The buyer profile for integrated luxury townshipspuneville is also different today. These are not HNIs hailing from families with protracted histories of wealth – they are young, self-made entrepreneurs, the corporate upper management cadre and high-placed Information Technology professionals.

This new breed of luxury home buyers is not swayed by impressive addresses and the other factors which dictated how luxury was interpreted in the past. They are looking for the aspects that spell genuine luxury today – convenience, safety, reliable water and electricity supply, modern recreational facilities, on-the-spot availability to essential services like hospitals, schools and shopping, and good internal and external connectivity.
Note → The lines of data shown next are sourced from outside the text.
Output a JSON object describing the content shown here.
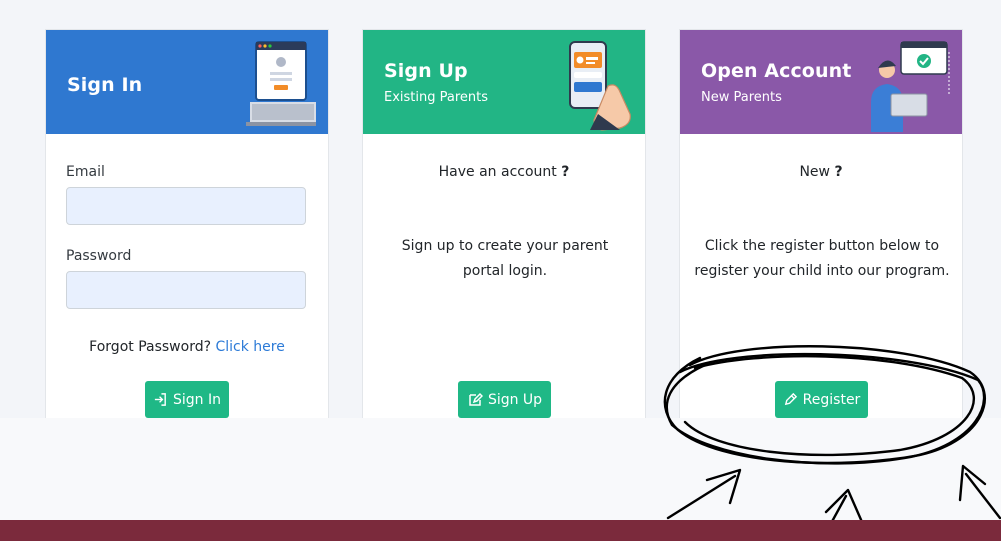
{
  "colors": {
    "signin_header": "#2f78d0",
    "signup_header": "#22b585",
    "open_header": "#8a58a8",
    "button": "#1fb886",
    "link": "#2d7bd7",
    "footer": "#7b2a3c"
  },
  "signin": {
    "title": "Sign In",
    "email_label": "Email",
    "email_value": "",
    "password_label": "Password",
    "password_value": "",
    "forgot_text": "Forgot Password?",
    "forgot_link": "Click here",
    "button_label": "Sign In",
    "button_icon": "sign-in-icon"
  },
  "signup": {
    "title": "Sign Up",
    "subtitle": "Existing Parents",
    "question": "Have an account",
    "question_mark": "?",
    "description": "Sign up to create your parent portal login.",
    "button_label": "Sign Up",
    "button_icon": "edit-icon"
  },
  "open_account": {
    "title": "Open Account",
    "subtitle": "New Parents",
    "question": "New",
    "question_mark": "?",
    "description": "Click the register button below to register your child into our program.",
    "button_label": "Register",
    "button_icon": "pencil-icon"
  }
}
Pharande Vaarivana PuneThey will not spend their hard-earned money on an expensive location but invest in a superior living experience for themselves and their families. Moreover, the traditional CBDs of cities like Pune are no longer the areas which yield the most lucrative jobs – the IT and manufacturing hubs in modern satellite cities like the Pimpri-Chinchwad Municipal Corporation (PCMC) are the next employment hotbeds which are driving both the demand and trend for high-end homes.

This luxury home buyer demographic is highly tech-savvy and environmentally conscious, and attributes a lot of value to ‘smart’ and ‘green’ features – not only at a residence level but at a project level. Again, this is only possible in integrated townships, and this is what has spurred the growth of PCMC’s ultra-modern townships over the last decade.
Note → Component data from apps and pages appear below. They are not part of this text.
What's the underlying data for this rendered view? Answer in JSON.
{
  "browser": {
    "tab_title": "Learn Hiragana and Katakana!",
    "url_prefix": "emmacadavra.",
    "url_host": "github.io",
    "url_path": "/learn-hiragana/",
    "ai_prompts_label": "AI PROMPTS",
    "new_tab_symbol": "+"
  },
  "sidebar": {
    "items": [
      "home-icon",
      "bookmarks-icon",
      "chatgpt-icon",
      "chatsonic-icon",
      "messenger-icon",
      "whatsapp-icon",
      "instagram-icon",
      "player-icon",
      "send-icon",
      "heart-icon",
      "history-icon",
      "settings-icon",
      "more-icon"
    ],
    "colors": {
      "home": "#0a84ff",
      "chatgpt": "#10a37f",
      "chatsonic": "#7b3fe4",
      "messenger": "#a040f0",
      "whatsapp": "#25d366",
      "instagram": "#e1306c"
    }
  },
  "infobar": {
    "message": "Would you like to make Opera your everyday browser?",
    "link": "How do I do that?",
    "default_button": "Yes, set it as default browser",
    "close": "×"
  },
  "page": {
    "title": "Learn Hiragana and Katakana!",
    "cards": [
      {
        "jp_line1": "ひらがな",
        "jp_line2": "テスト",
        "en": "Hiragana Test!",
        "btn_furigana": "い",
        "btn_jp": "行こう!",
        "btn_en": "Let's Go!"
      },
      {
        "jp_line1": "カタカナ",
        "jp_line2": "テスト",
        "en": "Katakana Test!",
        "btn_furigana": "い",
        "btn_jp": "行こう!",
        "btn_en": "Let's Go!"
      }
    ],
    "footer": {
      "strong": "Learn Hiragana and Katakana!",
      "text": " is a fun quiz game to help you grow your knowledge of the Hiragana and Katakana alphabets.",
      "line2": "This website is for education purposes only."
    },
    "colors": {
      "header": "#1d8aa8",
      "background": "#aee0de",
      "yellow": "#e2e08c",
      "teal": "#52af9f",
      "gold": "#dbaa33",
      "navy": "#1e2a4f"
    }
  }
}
These townships offer their residents:

  • Broad, well-lit internal roads
  • 24×7 water and electricity supply
  • Multiple user parking per unit
  • Multi-level security
  • Green open spaces
  • Conveniences  such as shopping malls, banks, schools and hospitals within the project
  • Easy connectivity to other parts of the city
  • Modern recreational facilities

The best integrated townships also include high-grade commercial spaces and give residents the ultimate luxury – the walk-to-work option. Obviously, this new definition of luxury living provides a stark contrast to the traditional concepts of luxury homes, which was usually tied to a vanity address in an exorbitantly pricey location. Though older luxury buildings in the core areas of cities like Pune are invariably redeveloped into luxury skyscrapers, there is nothing that can be done about the fact that the locations themselves are cramped, polluted, devoid of support infrastructure and often hemmed in by slums and tenements.

While the window view from a luxury home in such a setting is usually one of chaos and urban decay, the corresponding view from a home in an integrated township is one of greenery, orderliness and unpolluted air. No wonder, then, that the younger and smarter generation of luxury home buyers today prefers the benefits of contemporary luxury far away from such areas. Integrated townships are their obvious choice.

About The Author:

Pharande Vaarivana PuneAnil Pharande is Chairman of Pharande Spaces, a leading construction and development firm that develops township properties in Western Pune. Pharande Promoters & Builders, the flagship company of Pharande Spaces and an ISO 9001-2000 certified company, is a pioneer in the PCMC area offering a diverse range of real estate products catering especially to the 42 sectors of Pradhikaran. The luxury township Puneville at Punavale in West Pune is among the company’s latest premium offerings. Woodsville  in Moshi is another highly successful PCMC-based township by Pharande Spaces which is now in its 3rd phase.